> _Work instruction_
Show all lines from the data that include the word "Book".

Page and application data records

__________

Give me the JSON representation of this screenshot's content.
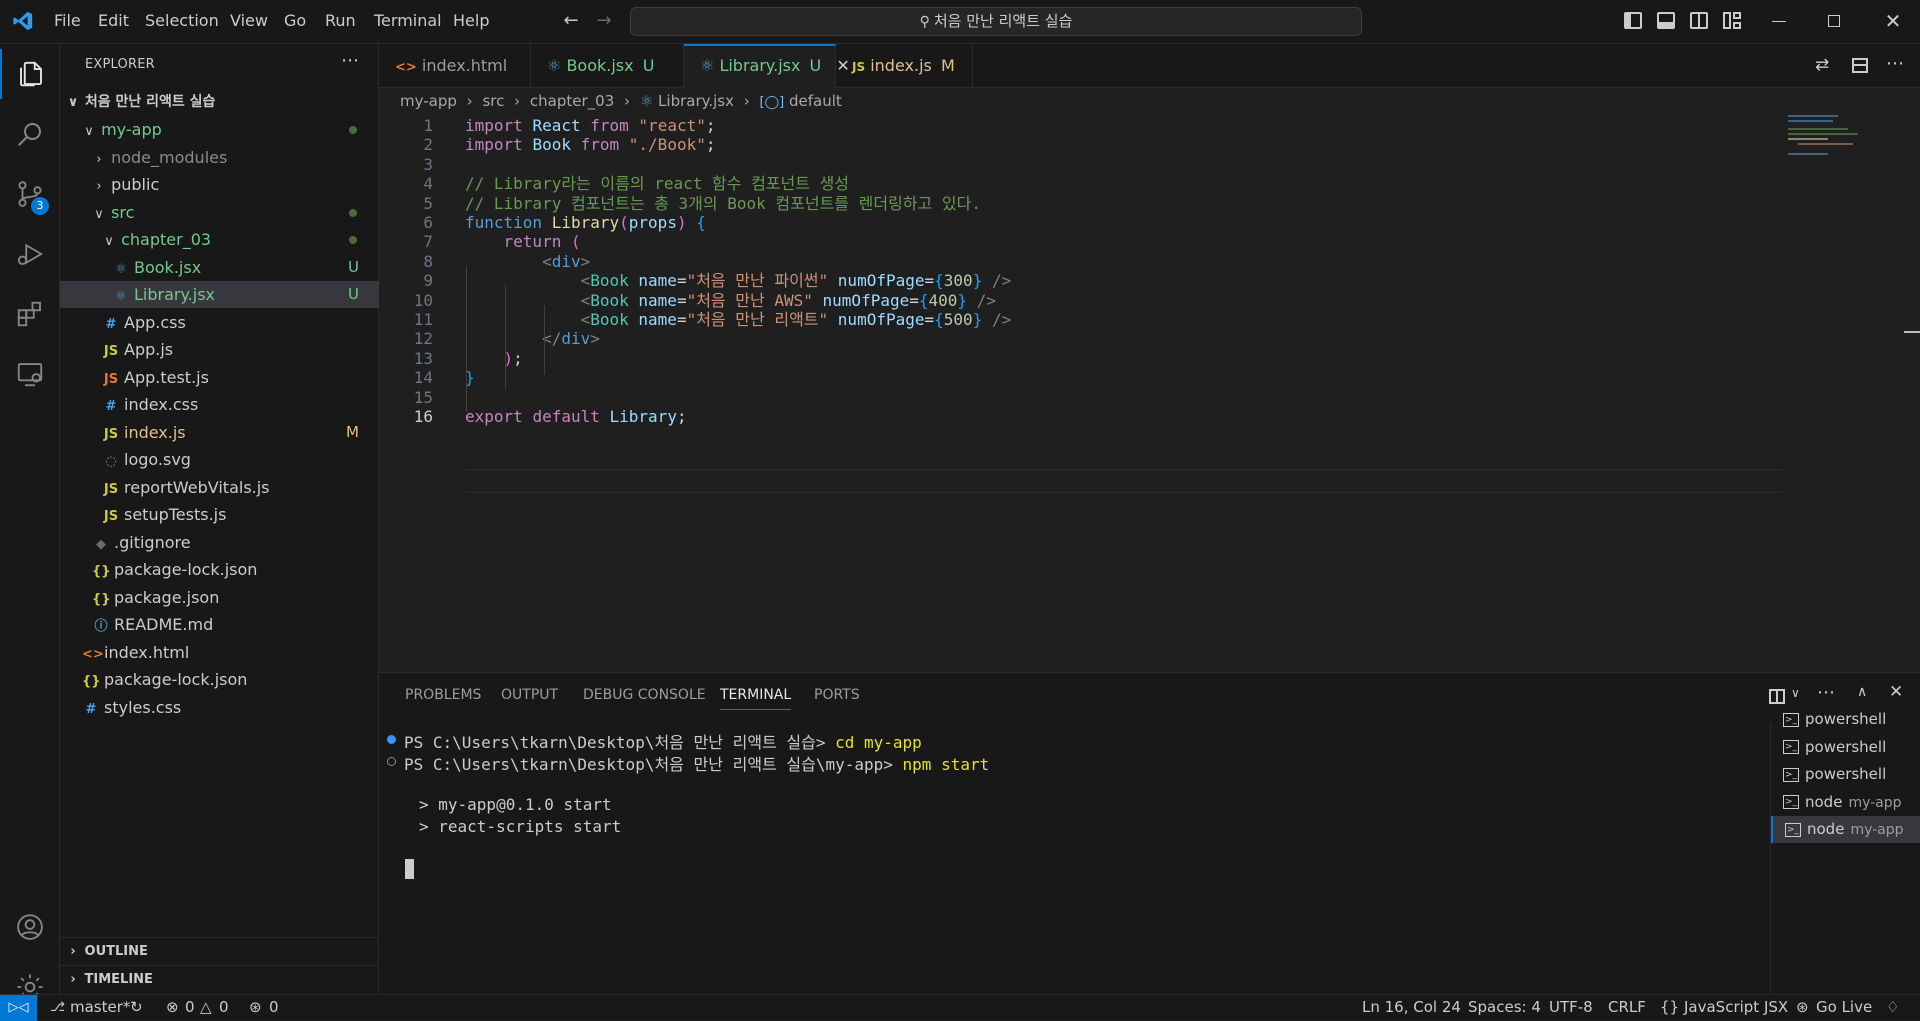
{
  "titlebar": {
    "menu": [
      "File",
      "Edit",
      "Selection",
      "View",
      "Go",
      "Run",
      "Terminal",
      "Help"
    ],
    "search": "처음 만난 리액트 실습"
  },
  "explorer": {
    "title": "EXPLORER",
    "root": "처음 만난 리액트 실습",
    "items": [
      {
        "label": "my-app",
        "kind": "folder-open",
        "status": "dot",
        "color": "#73c991"
      },
      {
        "label": "node_modules",
        "kind": "folder",
        "color": "#8b8b8b"
      },
      {
        "label": "public",
        "kind": "folder",
        "color": "#cccccc"
      },
      {
        "label": "src",
        "kind": "folder-open",
        "status": "dot",
        "color": "#73c991"
      },
      {
        "label": "chapter_03",
        "kind": "folder-open",
        "status": "dot",
        "color": "#73c991"
      },
      {
        "label": "Book.jsx",
        "kind": "react",
        "status": "U",
        "color": "#73c991"
      },
      {
        "label": "Library.jsx",
        "kind": "react",
        "status": "U",
        "color": "#73c991"
      },
      {
        "label": "App.css",
        "kind": "css",
        "color": "#cccccc"
      },
      {
        "label": "App.js",
        "kind": "js",
        "color": "#cccccc"
      },
      {
        "label": "App.test.js",
        "kind": "test",
        "color": "#cccccc"
      },
      {
        "label": "index.css",
        "kind": "css",
        "color": "#cccccc"
      },
      {
        "label": "index.js",
        "kind": "js",
        "status": "M",
        "color": "#e2c08d"
      },
      {
        "label": "logo.svg",
        "kind": "svg",
        "color": "#cccccc"
      },
      {
        "label": "reportWebVitals.js",
        "kind": "js",
        "color": "#cccccc"
      },
      {
        "label": "setupTests.js",
        "kind": "js",
        "color": "#cccccc"
      },
      {
        "label": ".gitignore",
        "kind": "git",
        "color": "#cccccc"
      },
      {
        "label": "package-lock.json",
        "kind": "json",
        "color": "#cccccc"
      },
      {
        "label": "package.json",
        "kind": "json",
        "color": "#cccccc"
      },
      {
        "label": "README.md",
        "kind": "info",
        "color": "#cccccc"
      },
      {
        "label": "index.html",
        "kind": "html",
        "color": "#cccccc"
      },
      {
        "label": "package-lock.json",
        "kind": "json",
        "color": "#cccccc"
      },
      {
        "label": "styles.css",
        "kind": "css",
        "color": "#cccccc"
      }
    ],
    "outline": "OUTLINE",
    "timeline": "TIMELINE"
  },
  "tabs": [
    {
      "label": "index.html",
      "status": "",
      "active": false
    },
    {
      "label": "Book.jsx",
      "status": "U",
      "active": false
    },
    {
      "label": "Library.jsx",
      "status": "U",
      "active": true
    },
    {
      "label": "index.js",
      "status": "M",
      "active": false
    }
  ],
  "breadcrumb": [
    "my-app",
    "src",
    "chapter_03",
    "Library.jsx",
    "default"
  ],
  "code": {
    "line_numbers": [
      "1",
      "2",
      "3",
      "4",
      "5",
      "6",
      "7",
      "8",
      "9",
      "10",
      "11",
      "12",
      "13",
      "14",
      "15",
      "16"
    ],
    "lines": [
      "import React from \"react\";",
      "import Book from \"./Book\";",
      "",
      "// Library라는 이름의 react 함수 컴포넌트 생성",
      "// Library 컴포넌트는 총 3개의 Book 컴포넌트를 렌더링하고 있다.",
      "function Library(props) {",
      "    return (",
      "        <div>",
      "            <Book name=\"처음 만난 파이썬\" numOfPage={300} />",
      "            <Book name=\"처음 만난 AWS\" numOfPage={400} />",
      "            <Book name=\"처음 만난 리액트\" numOfPage={500} />",
      "        </div>",
      "    );",
      "}",
      "",
      "export default Library;"
    ],
    "current_line": "16"
  },
  "panel": {
    "tabs": [
      "PROBLEMS",
      "OUTPUT",
      "DEBUG CONSOLE",
      "TERMINAL",
      "PORTS"
    ],
    "active_tab": "TERMINAL",
    "terminal": [
      {
        "prompt": "PS C:\\Users\\tkarn\\Desktop\\처음 만난 리액트 실습>",
        "cmd": "cd my-app"
      },
      {
        "prompt": "PS C:\\Users\\tkarn\\Desktop\\처음 만난 리액트 실습\\my-app>",
        "cmd": "npm start"
      },
      {
        "prompt": "",
        "cmd": ""
      },
      {
        "prompt": "> my-app@0.1.0 start",
        "cmd": ""
      },
      {
        "prompt": "> react-scripts start",
        "cmd": ""
      }
    ],
    "terminals": [
      {
        "name": "powershell",
        "sub": ""
      },
      {
        "name": "powershell",
        "sub": ""
      },
      {
        "name": "powershell",
        "sub": ""
      },
      {
        "name": "node",
        "sub": "my-app"
      },
      {
        "name": "node",
        "sub": "my-app"
      }
    ]
  },
  "statusbar": {
    "branch": "master*",
    "errors": "0",
    "warnings": "0",
    "ports": "0",
    "position": "Ln 16, Col 24",
    "spaces": "Spaces: 4",
    "encoding": "UTF-8",
    "eol": "CRLF",
    "language": "JavaScript JSX",
    "golive": "Go Live"
  },
  "scm_badge": "3",
  "colors": {
    "accent": "#0078d4",
    "untracked": "#73c991",
    "modified": "#e2c08d"
  }
}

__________

> _Completed task_
        "label": "Book.jsx",
      "label": "Book.jsx",
      "import Book from \"./Book\";",
      "// Library 컴포넌트는 총 3개의 Book 컴포넌트를 렌더링하고 있다.",
      "            <Book name=\"처음 만난 파이썬\" numOfPage={300} />",
      "            <Book name=\"처음 만난 AWS\" numOfPage={400} />",
      "            <Book name=\"처음 만난 리액트\" numOfPage={500} />",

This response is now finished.